But state bank regulators and their advocates dispute that any meaningful distinction exists.
The CSBS has argued that the OCC’s fintech charter represents a stark overreach of federal authority at the expense of state regulators. The group has also pointed to progress they’ve made in simplifying and streamlining the process of acquiring a money transmitter license in several states simultaneously through their Nationwide Multistate Licensing System. A multi-state agreement allows companies to apply for financial services licenses in 27 states, including money transmitter licenses, at once.
“What the states have done is create a way to rely on each other and look at everyone's work at the same time, all in a compressed time frame,” Liu said. “It’s shorter, but we’re doing it in a way that preserves the states’ ability to protect their consumers and have responsible actors operating in their jurisdictions.”
But other analysts say states may never be able to compete at scale with the federal government when it comes to chartering or licensing fintech companies.
“States naturally want to preserve or expand their authority, but it’s far from clear that they can offer the best regulatory structure for a national business,” said Jeffrey Naimon, a partner at Buckley. He added that while state regulators have made “significant progress in trying to create more uniformity, they still have a very long way to go.”
“There would be much less interest in a national bank charter for payments activities if the states could pull that kind of effort together,” Naimon said.
Also still uncertain is whether the Federal Reserve would need to allow access to its payments rails for a company receiving one of the special-purpose charters to truly benefit from federal licensing.
Even Brooks has suggested that the payments charter may need to be rolled out in two phases: an initial version 1.0, without access to the Fed’s payment system, and a version 2.0 to be revealed about 18 months later that does have that access. But whether the Fed will be open to the change remains to be seen.

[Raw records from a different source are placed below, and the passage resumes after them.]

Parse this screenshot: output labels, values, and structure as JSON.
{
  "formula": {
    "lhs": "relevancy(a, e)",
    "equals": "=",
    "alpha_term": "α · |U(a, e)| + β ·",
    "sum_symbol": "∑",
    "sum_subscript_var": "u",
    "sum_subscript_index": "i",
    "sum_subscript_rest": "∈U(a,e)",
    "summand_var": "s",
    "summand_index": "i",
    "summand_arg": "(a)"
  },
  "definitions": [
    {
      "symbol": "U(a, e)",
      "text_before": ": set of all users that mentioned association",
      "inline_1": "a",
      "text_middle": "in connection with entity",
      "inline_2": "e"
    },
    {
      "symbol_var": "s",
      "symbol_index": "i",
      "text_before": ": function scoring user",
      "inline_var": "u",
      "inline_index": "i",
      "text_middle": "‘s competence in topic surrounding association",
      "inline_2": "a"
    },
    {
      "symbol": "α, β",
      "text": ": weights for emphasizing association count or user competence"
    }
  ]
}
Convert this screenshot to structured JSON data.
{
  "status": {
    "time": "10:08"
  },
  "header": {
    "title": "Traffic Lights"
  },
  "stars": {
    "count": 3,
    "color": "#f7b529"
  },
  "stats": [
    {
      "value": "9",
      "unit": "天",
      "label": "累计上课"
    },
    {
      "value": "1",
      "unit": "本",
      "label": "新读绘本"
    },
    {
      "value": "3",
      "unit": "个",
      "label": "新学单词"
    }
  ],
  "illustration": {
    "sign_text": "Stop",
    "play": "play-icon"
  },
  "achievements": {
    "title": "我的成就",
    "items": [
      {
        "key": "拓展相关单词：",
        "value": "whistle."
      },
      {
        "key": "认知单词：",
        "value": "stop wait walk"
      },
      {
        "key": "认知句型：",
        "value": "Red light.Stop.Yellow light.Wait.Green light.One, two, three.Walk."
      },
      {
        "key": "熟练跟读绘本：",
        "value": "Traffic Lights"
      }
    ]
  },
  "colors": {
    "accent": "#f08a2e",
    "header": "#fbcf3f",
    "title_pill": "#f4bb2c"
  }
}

“National banks by charter are members of the Federal Reserve System,” said Naimon. “Is the Fed going to give a special purpose national bank membership and allow it direct access to the Fed’s payments rails? I don’t think we know yet.”
The OCC has disputed both the substance and scope of the 2019 decision made in the Southern District of New York, when U.S. District Judge Victor Marrero ruled in favor of the NYDFS and found that the OCC did not have the legal authority to issue bank charters without deposit insurance.
With its appeal pending, OCC spokesperson Hubbard suggested that the OCC is free to continue offering its special-purpose fintech charter outside of the Southern District. (In court, Judge Marrero denied a request from the OCC to confine the scope of its ruling against the agency to New York, writing that "the Court is not providing injunctive relief of any kind, nationwide or otherwise.")
“One great characteristic of our legal system is that 94 district judges may differ in their legal interpretation and their decisions may be appealed, potentially reaching the Supreme Court,” Hubbard said.
“That process has corrected many district-level rulings that initially turned out to be on the wrong side of history,” he added.